Image Use Disclaimer
All copyrighted materials included within the Handbook of Texas Online are in accordance with Title 17 U.S.C. Section 107 related to Copyright and “Fair Use” for Non-Profit educational institutions, which permits the Texas State Historical Association (TSHA), to utilize copyrighted materials to further scholarship, education, and inform the public. The TSHA makes every effort to conform to the principles of fair use and to comply with copyright law.
For more information go to: http://www.law.cornell.edu/uscode/17/107.shtml

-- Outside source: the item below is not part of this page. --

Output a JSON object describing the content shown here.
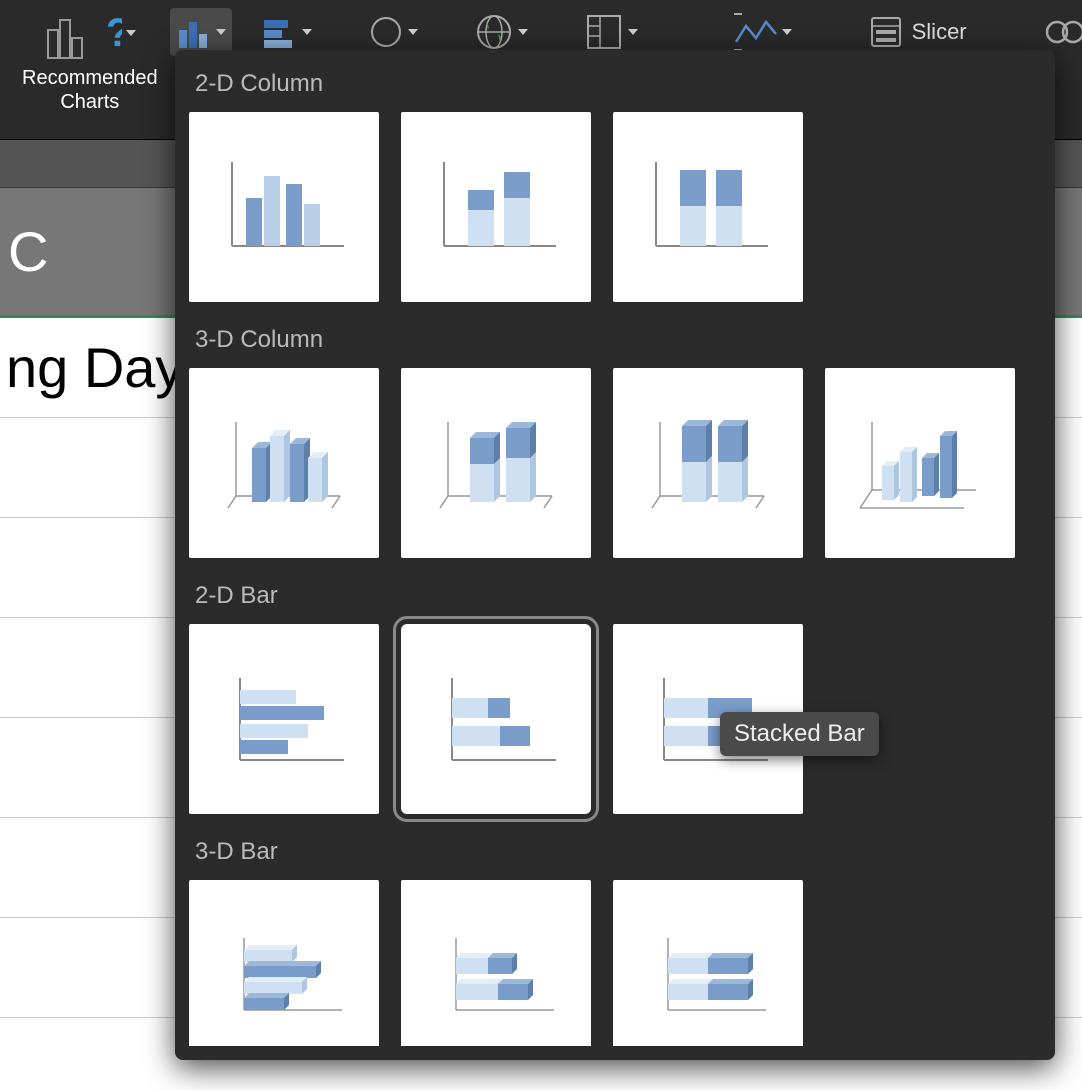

If you wish to use copyrighted material from this site for purposes of your own that go beyond fair use, you must obtain permission from the copyright owner.
The following, adapted from the Chicago Manual of Style, 15th edition, is the preferred citation for this article.Handbook of Texas Online, Leslie A. Watts, "Sealy, John Hutchings," accessed January 17, 2017, http://www.tshaonline.org/handbook/online/articles/fsekh.
Uploaded on June 15, 2010. Published by the Texas State Historical Association.